What's required is a verbatim printout of all the data.
___ SUPPLIED DATA ___
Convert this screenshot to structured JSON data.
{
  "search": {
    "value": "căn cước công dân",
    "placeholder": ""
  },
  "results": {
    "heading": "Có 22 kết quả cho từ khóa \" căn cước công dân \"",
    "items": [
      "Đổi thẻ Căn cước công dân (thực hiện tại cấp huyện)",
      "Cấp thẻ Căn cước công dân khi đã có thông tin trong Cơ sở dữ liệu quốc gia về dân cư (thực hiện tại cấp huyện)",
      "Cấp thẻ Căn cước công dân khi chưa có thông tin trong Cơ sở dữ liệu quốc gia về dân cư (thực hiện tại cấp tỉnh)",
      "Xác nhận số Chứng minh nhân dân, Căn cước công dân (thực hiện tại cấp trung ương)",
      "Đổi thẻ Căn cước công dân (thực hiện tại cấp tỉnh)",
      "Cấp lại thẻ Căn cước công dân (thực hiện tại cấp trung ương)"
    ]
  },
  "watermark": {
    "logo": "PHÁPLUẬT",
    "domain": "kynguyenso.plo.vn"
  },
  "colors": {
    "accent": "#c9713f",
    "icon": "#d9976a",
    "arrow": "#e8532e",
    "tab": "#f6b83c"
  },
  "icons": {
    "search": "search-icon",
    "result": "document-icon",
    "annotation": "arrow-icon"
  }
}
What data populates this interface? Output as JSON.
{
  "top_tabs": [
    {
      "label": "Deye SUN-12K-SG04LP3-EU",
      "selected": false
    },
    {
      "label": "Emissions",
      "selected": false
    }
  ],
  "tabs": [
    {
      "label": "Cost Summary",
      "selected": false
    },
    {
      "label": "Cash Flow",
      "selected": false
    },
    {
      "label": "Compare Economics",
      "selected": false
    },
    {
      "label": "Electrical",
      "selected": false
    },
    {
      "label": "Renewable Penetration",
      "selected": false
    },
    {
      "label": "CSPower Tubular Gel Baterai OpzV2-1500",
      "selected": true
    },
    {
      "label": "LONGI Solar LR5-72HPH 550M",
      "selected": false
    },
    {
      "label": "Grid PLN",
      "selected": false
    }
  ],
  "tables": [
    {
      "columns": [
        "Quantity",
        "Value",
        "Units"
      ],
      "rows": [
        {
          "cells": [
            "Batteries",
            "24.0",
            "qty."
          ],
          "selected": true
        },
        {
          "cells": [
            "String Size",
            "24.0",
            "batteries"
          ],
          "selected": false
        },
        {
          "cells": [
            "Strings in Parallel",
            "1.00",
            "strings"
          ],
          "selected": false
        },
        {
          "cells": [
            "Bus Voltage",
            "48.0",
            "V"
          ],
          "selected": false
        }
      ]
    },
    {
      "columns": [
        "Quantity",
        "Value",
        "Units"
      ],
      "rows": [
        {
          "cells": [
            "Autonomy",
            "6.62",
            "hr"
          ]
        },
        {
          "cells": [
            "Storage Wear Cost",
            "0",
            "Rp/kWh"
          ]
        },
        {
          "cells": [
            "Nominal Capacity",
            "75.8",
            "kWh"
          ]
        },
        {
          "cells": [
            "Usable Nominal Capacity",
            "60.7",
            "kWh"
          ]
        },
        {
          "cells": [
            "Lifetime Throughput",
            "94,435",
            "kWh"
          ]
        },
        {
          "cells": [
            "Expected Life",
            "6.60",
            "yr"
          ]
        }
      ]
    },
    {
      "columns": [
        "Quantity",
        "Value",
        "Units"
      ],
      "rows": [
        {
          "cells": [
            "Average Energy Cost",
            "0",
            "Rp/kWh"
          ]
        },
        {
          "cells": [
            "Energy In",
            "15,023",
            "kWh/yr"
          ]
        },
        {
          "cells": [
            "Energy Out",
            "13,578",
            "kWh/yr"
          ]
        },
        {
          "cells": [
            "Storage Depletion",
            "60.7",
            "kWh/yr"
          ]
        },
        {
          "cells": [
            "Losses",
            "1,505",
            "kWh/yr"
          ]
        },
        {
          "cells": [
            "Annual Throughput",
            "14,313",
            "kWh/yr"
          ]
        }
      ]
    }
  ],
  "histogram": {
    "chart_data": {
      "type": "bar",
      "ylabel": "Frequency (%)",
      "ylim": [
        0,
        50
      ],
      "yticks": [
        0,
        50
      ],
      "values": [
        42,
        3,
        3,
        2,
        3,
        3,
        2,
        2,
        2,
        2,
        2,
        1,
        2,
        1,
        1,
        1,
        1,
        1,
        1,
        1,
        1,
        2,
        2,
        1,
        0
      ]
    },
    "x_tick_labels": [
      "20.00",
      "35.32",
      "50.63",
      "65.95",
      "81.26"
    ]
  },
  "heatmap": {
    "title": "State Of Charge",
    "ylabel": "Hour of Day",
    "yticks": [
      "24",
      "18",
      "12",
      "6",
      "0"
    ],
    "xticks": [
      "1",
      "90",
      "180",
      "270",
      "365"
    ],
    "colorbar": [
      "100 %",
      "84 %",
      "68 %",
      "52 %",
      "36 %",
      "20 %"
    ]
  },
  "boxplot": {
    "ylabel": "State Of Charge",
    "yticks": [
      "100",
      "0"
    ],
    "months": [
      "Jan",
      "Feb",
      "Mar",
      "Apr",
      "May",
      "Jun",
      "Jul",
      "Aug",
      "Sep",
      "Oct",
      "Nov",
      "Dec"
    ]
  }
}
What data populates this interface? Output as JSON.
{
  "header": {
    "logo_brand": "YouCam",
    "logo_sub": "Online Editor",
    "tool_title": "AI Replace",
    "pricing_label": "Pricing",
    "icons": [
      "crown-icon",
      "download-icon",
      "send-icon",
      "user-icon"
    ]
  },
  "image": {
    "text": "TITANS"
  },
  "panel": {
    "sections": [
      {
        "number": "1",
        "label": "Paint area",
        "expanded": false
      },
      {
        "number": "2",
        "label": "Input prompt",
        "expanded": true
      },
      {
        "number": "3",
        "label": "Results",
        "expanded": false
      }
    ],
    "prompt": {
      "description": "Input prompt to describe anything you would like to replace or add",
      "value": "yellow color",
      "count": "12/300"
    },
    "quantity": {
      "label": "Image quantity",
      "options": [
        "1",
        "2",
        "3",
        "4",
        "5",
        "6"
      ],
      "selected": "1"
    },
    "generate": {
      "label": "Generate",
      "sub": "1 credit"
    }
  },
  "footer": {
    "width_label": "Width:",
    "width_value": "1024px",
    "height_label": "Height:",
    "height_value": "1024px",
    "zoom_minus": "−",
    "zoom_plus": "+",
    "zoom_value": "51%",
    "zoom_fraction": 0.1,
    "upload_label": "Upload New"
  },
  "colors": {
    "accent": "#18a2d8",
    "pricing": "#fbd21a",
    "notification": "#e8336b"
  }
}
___
→ **TASK OUTPUT**:
Convert this screenshot to structured JSON data.
{
  "search": {
    "value": "căn cước công dân",
    "placeholder": ""
  },
  "results": {
    "heading": "Có 22 kết quả cho từ khóa \" căn cước công dân \"",
    "items": [
      "Đổi thẻ Căn cước công dân (thực hiện tại cấp huyện)",
      "Cấp thẻ Căn cước công dân khi đã có thông tin trong Cơ sở dữ liệu quốc gia về dân cư (thực hiện tại cấp huyện)",
      "Cấp thẻ Căn cước công dân khi chưa có thông tin trong Cơ sở dữ liệu quốc gia về dân cư (thực hiện tại cấp tỉnh)",
      "Xác nhận số Chứng minh nhân dân, Căn cước công dân (thực hiện tại cấp trung ương)",
      "Đổi thẻ Căn cước công dân (thực hiện tại cấp tỉnh)",
      "Cấp lại thẻ Căn cước công dân (thực hiện tại cấp trung ương)"
    ]
  },
  "watermark": {
    "logo": "PHÁPLUẬT",
    "domain": "kynguyenso.plo.vn"
  },
  "colors": {
    "accent": "#c9713f",
    "icon": "#d9976a",
    "arrow": "#e8532e",
    "tab": "#f6b83c"
  },
  "icons": {
    "search": "search-icon",
    "result": "document-icon",
    "annotation": "arrow-icon"
  }
}
What data populates this interface? Output as JSON.
{
  "top_tabs": [
    {
      "label": "Deye SUN-12K-SG04LP3-EU",
      "selected": false
    },
    {
      "label": "Emissions",
      "selected": false
    }
  ],
  "tabs": [
    {
      "label": "Cost Summary",
      "selected": false
    },
    {
      "label": "Cash Flow",
      "selected": false
    },
    {
      "label": "Compare Economics",
      "selected": false
    },
    {
      "label": "Electrical",
      "selected": false
    },
    {
      "label": "Renewable Penetration",
      "selected": false
    },
    {
      "label": "CSPower Tubular Gel Baterai OpzV2-1500",
      "selected": true
    },
    {
      "label": "LONGI Solar LR5-72HPH 550M",
      "selected": false
    },
    {
      "label": "Grid PLN",
      "selected": false
    }
  ],
  "tables": [
    {
      "columns": [
        "Quantity",
        "Value",
        "Units"
      ],
      "rows": [
        {
          "cells": [
            "Batteries",
            "24.0",
            "qty."
          ],
          "selected": true
        },
        {
          "cells": [
            "String Size",
            "24.0",
            "batteries"
          ],
          "selected": false
        },
        {
          "cells": [
            "Strings in Parallel",
            "1.00",
            "strings"
          ],
          "selected": false
        },
        {
          "cells": [
            "Bus Voltage",
            "48.0",
            "V"
          ],
          "selected": false
        }
      ]
    },
    {
      "columns": [
        "Quantity",
        "Value",
        "Units"
      ],
      "rows": [
        {
          "cells": [
            "Autonomy",
            "6.62",
            "hr"
          ]
        },
        {
          "cells": [
            "Storage Wear Cost",
            "0",
            "Rp/kWh"
          ]
        },
        {
          "cells": [
            "Nominal Capacity",
            "75.8",
            "kWh"
          ]
        },
        {
          "cells": [
            "Usable Nominal Capacity",
            "60.7",
            "kWh"
          ]
        },
        {
          "cells": [
            "Lifetime Throughput",
            "94,435",
            "kWh"
          ]
        },
        {
          "cells": [
            "Expected Life",
            "6.60",
            "yr"
          ]
        }
      ]
    },
    {
      "columns": [
        "Quantity",
        "Value",
        "Units"
      ],
      "rows": [
        {
          "cells": [
            "Average Energy Cost",
            "0",
            "Rp/kWh"
          ]
        },
        {
          "cells": [
            "Energy In",
            "15,023",
            "kWh/yr"
          ]
        },
        {
          "cells": [
            "Energy Out",
            "13,578",
            "kWh/yr"
          ]
        },
        {
          "cells": [
            "Storage Depletion",
            "60.7",
            "kWh/yr"
          ]
        },
        {
          "cells": [
            "Losses",
            "1,505",
            "kWh/yr"
          ]
        },
        {
          "cells": [
            "Annual Throughput",
            "14,313",
            "kWh/yr"
          ]
        }
      ]
    }
  ],
  "histogram": {
    "chart_data": {
      "type": "bar",
      "ylabel": "Frequency (%)",
      "ylim": [
        0,
        50
      ],
      "yticks": [
        0,
        50
      ],
      "values": [
        42,
        3,
        3,
        2,
        3,
        3,
        2,
        2,
        2,
        2,
        2,
        1,
        2,
        1,
        1,
        1,
        1,
        1,
        1,
        1,
        1,
        2,
        2,
        1,
        0
      ]
    },
    "x_tick_labels": [
      "20.00",
      "35.32",
      "50.63",
      "65.95",
      "81.26"
    ]
  },
  "heatmap": {
    "title": "State Of Charge",
    "ylabel": "Hour of Day",
    "yticks": [
      "24",
      "18",
      "12",
      "6",
      "0"
    ],
    "xticks": [
      "1",
      "90",
      "180",
      "270",
      "365"
    ],
    "colorbar": [
      "100 %",
      "84 %",
      "68 %",
      "52 %",
      "36 %",
      "20 %"
    ]
  },
  "boxplot": {
    "ylabel": "State Of Charge",
    "yticks": [
      "100",
      "0"
    ],
    "months": [
      "Jan",
      "Feb",
      "Mar",
      "Apr",
      "May",
      "Jun",
      "Jul",
      "Aug",
      "Sep",
      "Oct",
      "Nov",
      "Dec"
    ]
  }
}
What data populates this interface? Output as JSON.
{
  "header": {
    "logo_brand": "YouCam",
    "logo_sub": "Online Editor",
    "tool_title": "AI Replace",
    "pricing_label": "Pricing",
    "icons": [
      "crown-icon",
      "download-icon",
      "send-icon",
      "user-icon"
    ]
  },
  "image": {
    "text": "TITANS"
  },
  "panel": {
    "sections": [
      {
        "number": "1",
        "label": "Paint area",
        "expanded": false
      },
      {
        "number": "2",
        "label": "Input prompt",
        "expanded": true
      },
      {
        "number": "3",
        "label": "Results",
        "expanded": false
      }
    ],
    "prompt": {
      "description": "Input prompt to describe anything you would like to replace or add",
      "value": "yellow color",
      "count": "12/300"
    },
    "quantity": {
      "label": "Image quantity",
      "options": [
        "1",
        "2",
        "3",
        "4",
        "5",
        "6"
      ],
      "selected": "1"
    },
    "generate": {
      "label": "Generate",
      "sub": "1 credit"
    }
  },
  "footer": {
    "width_label": "Width:",
    "width_value": "1024px",
    "height_label": "Height:",
    "height_value": "1024px",
    "zoom_minus": "−",
    "zoom_plus": "+",
    "zoom_value": "51%",
    "zoom_fraction": 0.1,
    "upload_label": "Upload New"
  },
  "colors": {
    "accent": "#18a2d8",
    "pricing": "#fbd21a",
    "notification": "#e8336b"
  }
}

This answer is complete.